Jay R. Radke, PhD


Faculty Positions

  • Associate Research Scientist
  • Idaho Veterans Research & Education Foundation
  • Boise VA Medical Center
  • Boise State University Department of Biological Sciences – Affiliated Faculty
  • Boise State University Biomolecular Sciences Graduate Program – Affiliated Faculty
  • Idaho State University Department of Biomedical and Pharmaceutical Sciences – Allied Faculty
Back to Researchers


  • B.S. Biology/Microbiology – University of Wisconsin Milwaukee
  • M.S. Microbiology and Molecular Genetics – Medical College of Wisconsin
  • Ph.D. Microbiology and Immunology – University of Illinois at Chicago


Research in the Radke laboratory is focused on understanding both viral and host factors that alter innate immune responses to severe respiratory viral infection leading to acute respiratory distress syndrome (ARDS) in order to begin to design novel therapeutic treats to prevent/treat virus induced ARDS. Our studies use an emergent strain of human Adenovirus 14 (Ad14p1) which is predominant strain of Ad14 circulating around the world and is responsible for multiple outbreaks in populations annually. These infections are more severe than standard Adenovirus infections in otherwise healthy individuals and can result in severe, acute lung injury and, in some cases, ARDS which has resulted in fatalities. Syrian hamsters are permissive for human adenoviruses. We have shown that infection of Syrian hamsters with Ad14p1 infection induces a patchy bronchopneumonia and increased inflammatory cytokine expression in the lungs that is not seen following infection with prototype Ad14 strain (de Wit). We have described a novel, immunorepressive activity of Ad infected dying cells (termed Ad CPE corpses) that modulate the Ad-induced, innate immune response. Ad CPE corpse repression of macrophage-mediated inflammatory responses requires expression of the Ad protein, E1B 19/20K. Ad CPE corpses resulting from infection with Ad that lack E1B 19/20K, fail to repress Ad-induced macrophage pro-inflammatory responses and, in contrast, can induce increases in such responses. Ad14p1 infected cells express only ~20% of the E1B 19/20K protein compared to Ad14. Despite being 99.9% genetically identical there are other ways Ad14p1 differs from Ad14 besides E1B 19/20K expression. We have identified cellular miRNAs that are more abundantly expressed in Ad14 CPE corpses than in Ad14p1 CPE corpses and have been shown to play a role in down regulating pro-inflammatory signal transduction pathways and cytokine expression. Adenovirus also encode RNA molecules which can be processed by Dicer into virally encoded miRNAs. In recent studies we have shown that there is differential expression of these Ad encoded miRNAs between Ad14 and Ad14p1 infected cells. There are also scattered mutations in Ad14p1 genes that result in amino acid changes in expressed viral proteins that may alter the innate immune response during infection. Our current research is focused on how these changes in host/viral miRNA expression as well as changes in viral protein expression/function contributes to the pathogenesis of Ad14p1. We are beginning studies to understand how host factors such as diabetes result in increased morbidity/mortality from respiratory viral infections from emergent strains of Adenovirus and influenza.

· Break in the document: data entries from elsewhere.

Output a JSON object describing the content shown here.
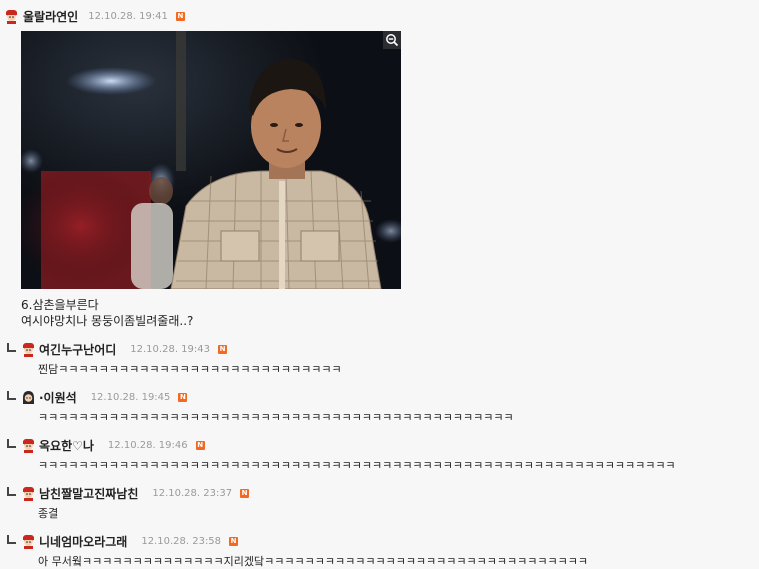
{
  "post": {
    "author": "울랄라연인",
    "time": "12.10.28. 19:41",
    "new_badge": "N",
    "line1": "6.삼촌을부른다",
    "line2": "여시야망치나 몽둥이좀빌려줄래..?"
  },
  "comments": [
    {
      "author": "여긴누구난어디",
      "time": "12.10.28. 19:43",
      "badge": "N",
      "text": "찐담ㅋㅋㅋㅋㅋㅋㅋㅋㅋㅋㅋㅋㅋㅋㅋㅋㅋㅋㅋㅋㅋㅋㅋㅋㅋㅋㅋㅋ"
    },
    {
      "author": "·이원석",
      "time": "12.10.28. 19:45",
      "badge": "N",
      "text": "ㅋㅋㅋㅋㅋㅋㅋㅋㅋㅋㅋㅋㅋㅋㅋㅋㅋㅋㅋㅋㅋㅋㅋㅋㅋㅋㅋㅋㅋㅋㅋㅋㅋㅋㅋㅋㅋㅋㅋㅋㅋㅋㅋㅋㅋㅋㅋ"
    },
    {
      "author": "옥요한♡나",
      "time": "12.10.28. 19:46",
      "badge": "N",
      "text": "ㅋㅋㅋㅋㅋㅋㅋㅋㅋㅋㅋㅋㅋㅋㅋㅋㅋㅋㅋㅋㅋㅋㅋㅋㅋㅋㅋㅋㅋㅋㅋㅋㅋㅋㅋㅋㅋㅋㅋㅋㅋㅋㅋㅋㅋㅋㅋㅋㅋㅋㅋㅋㅋㅋㅋㅋㅋㅋㅋㅋㅋㅋㅋ"
    },
    {
      "author": "남친짤말고진짜남친",
      "time": "12.10.28. 23:37",
      "badge": "N",
      "text": "종결"
    },
    {
      "author": "니네엄마오라그래",
      "time": "12.10.28. 23:58",
      "badge": "N",
      "text": "아 무서웤ㅋㅋㅋㅋㅋㅋㅋㅋㅋㅋㅋㅋㅋㅋ지리겠닼ㅋㅋㅋㅋㅋㅋㅋㅋㅋㅋㅋㅋㅋㅋㅋㅋㅋㅋㅋㅋㅋㅋㅋㅋㅋㅋㅋㅋㅋㅋㅋㅋ"
    }
  ],
  "icons": {
    "avatar": "avatar-icon",
    "reply": "reply-arrow-icon",
    "zoom": "zoom-out-icon",
    "new": "new-badge-icon"
  },
  "colors": {
    "background": "#f7f7f7",
    "badge": "#f26a21",
    "timestamp": "#9a9a9a"
  }
}
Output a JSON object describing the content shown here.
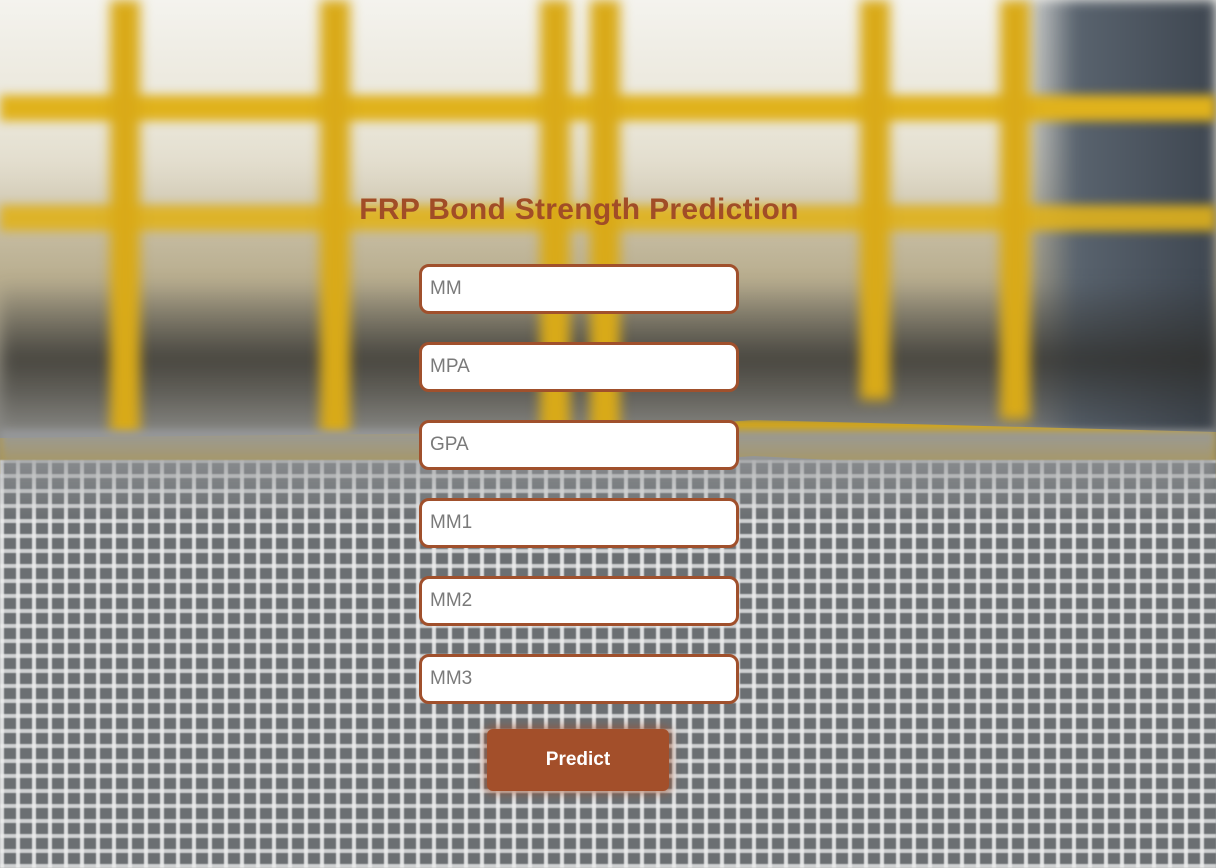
{
  "page": {
    "title": "FRP Bond Strength Prediction",
    "accent_color": "#a34f2a",
    "background": "blurred industrial walkway with yellow railings and steel grating"
  },
  "form": {
    "fields": [
      {
        "name": "mm",
        "placeholder": "MM",
        "value": ""
      },
      {
        "name": "mpa",
        "placeholder": "MPA",
        "value": ""
      },
      {
        "name": "gpa",
        "placeholder": "GPA",
        "value": ""
      },
      {
        "name": "mm1",
        "placeholder": "MM1",
        "value": ""
      },
      {
        "name": "mm2",
        "placeholder": "MM2",
        "value": ""
      },
      {
        "name": "mm3",
        "placeholder": "MM3",
        "value": ""
      }
    ],
    "submit_label": "Predict"
  }
}
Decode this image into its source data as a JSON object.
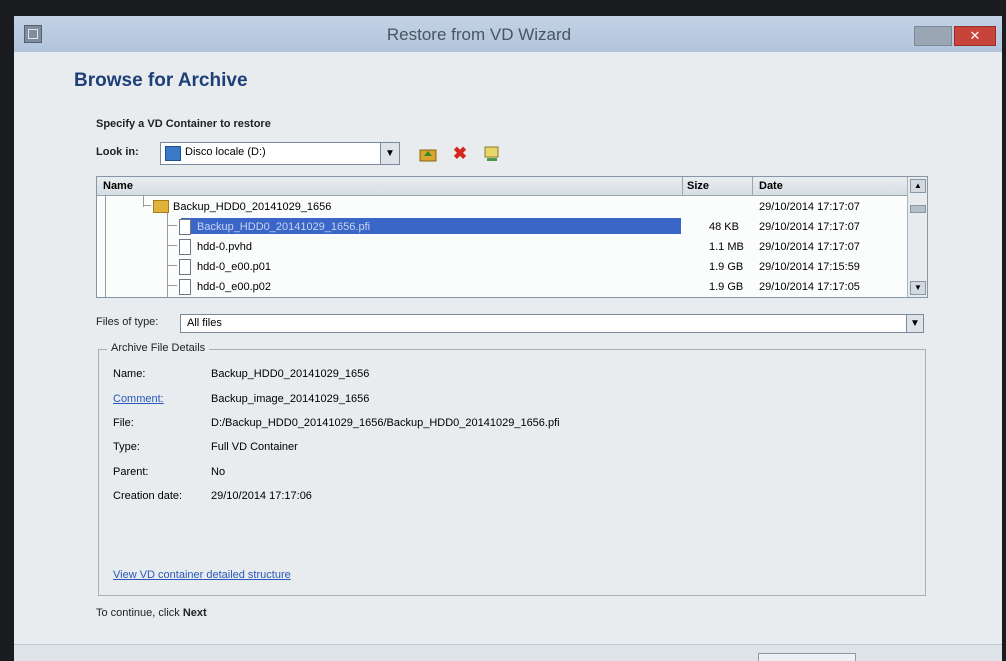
{
  "window": {
    "title": "Restore from VD Wizard",
    "close_label": "✕"
  },
  "page": {
    "header": "Browse for Archive",
    "instruction": "Specify a VD Container to restore"
  },
  "lookin": {
    "label": "Look in:",
    "value": "Disco locale (D:)"
  },
  "toolbar": {
    "icons": [
      "up-folder-icon",
      "delete-icon",
      "properties-icon"
    ],
    "delete_glyph": "✖"
  },
  "file_list": {
    "columns": [
      "Name",
      "Size",
      "Date"
    ],
    "rows": [
      {
        "name": "Backup_HDD0_20141029_1656",
        "size": "",
        "date": "29/10/2014 17:17:07",
        "type": "folder"
      },
      {
        "name": "Backup_HDD0_20141029_1656.pfi",
        "size": "48 KB",
        "date": "29/10/2014 17:17:07",
        "type": "file",
        "selected": true
      },
      {
        "name": "hdd-0.pvhd",
        "size": "1.1 MB",
        "date": "29/10/2014 17:17:07",
        "type": "file"
      },
      {
        "name": "hdd-0_e00.p01",
        "size": "1.9 GB",
        "date": "29/10/2014 17:15:59",
        "type": "file"
      },
      {
        "name": "hdd-0_e00.p02",
        "size": "1.9 GB",
        "date": "29/10/2014 17:17:05",
        "type": "file"
      }
    ]
  },
  "filetype": {
    "label": "Files of type:",
    "value": "All files"
  },
  "details": {
    "legend": "Archive File Details",
    "rows": [
      {
        "key": "Name:",
        "value": "Backup_HDD0_20141029_1656"
      },
      {
        "key": "Comment:",
        "value": "Backup_image_20141029_1656"
      },
      {
        "key": "File:",
        "value": "D:/Backup_HDD0_20141029_1656/Backup_HDD0_20141029_1656.pfi"
      },
      {
        "key": "Type:",
        "value": "Full VD Container"
      },
      {
        "key": "Parent:",
        "value": "No"
      },
      {
        "key": "Creation date:",
        "value": "29/10/2014 17:17:06"
      }
    ],
    "link": "View VD container detailed structure"
  },
  "footer": {
    "prefix": "To continue, click",
    "next_word": "Next"
  }
}
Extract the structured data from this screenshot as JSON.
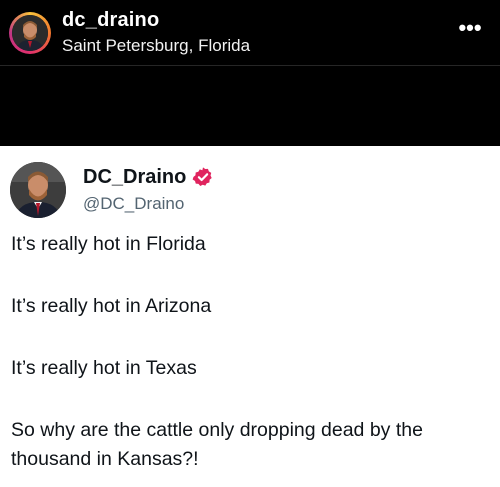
{
  "post_header": {
    "username": "dc_draino",
    "location": "Saint Petersburg, Florida",
    "more_icon": "more-options-icon",
    "more_glyph": "•••"
  },
  "tweet": {
    "display_name": "DC_Draino",
    "handle": "@DC_Draino",
    "verified": true,
    "verified_color": "#e0245e",
    "lines": [
      "It’s really hot in Florida",
      "It’s really hot in Arizona",
      "It’s really hot in Texas",
      "So why are the cattle only dropping dead by the thousand in Kansas?!"
    ]
  }
}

Current Projects

  • Understanding the roles of macrophages and cellular miRNA during respiratory virus-induced acute lung injury in diabetic and non-diabetic Syrian hamsters
  • The role of viral miRNAs in differential inflammatory responses of macrophages to Ad14 and Ad14p1 CPE corpses.
  • Defining the Ad14 and Ad14p1 viral transcriptomes in infected cells.
  • Unlocking the effects of Ad14 and Ad14p1 infection on the host signal transduction pathways that lead to inflammatory cytokine expression.
  • Characterizing the functions of Ad14 and Ad14p1 E3 proteins during infection.
  • Increasing the usefulness of the Syrian hamster as a model organism to study infectious diseases by improving the Syrian hamster genome annotation for use in single cell RNA-seq studies and development of antibodies to identify Syrian hamster immune cells by flow cytometry.

Other Research Interests and Expertise

  • Effects of virus infection and viral proteins of cell death pathways using flow cytometry
  • Expression of Adenovirus E1A protein to sensitize tumor cells to chemotherapeutic agents and innate immune effector cells such as activate macrophages and NK cells
  • Tumor induction studies in nude mice
  • Development of recombinant Adenoviruses for therapeutic uses such as oncolytic/chemo-sensitization

Current Funding

  • Interrogating cell signaling pathways during Ad14p1 lung pathogenesis. Idaho INBRE Developmental Research Project
  • The role of miR-181a-5p in Adenovirus 14p1 induced acute lung injury. NIH R21 RAI162464A
  • The role of macrophages and miRNA in regulating lung macrophage polarization and lung pathogenesis during respiratory virus-induced acute lung injury in normal and diabetic Syrian hamsters. VA Merit Award – Pending Notice of Award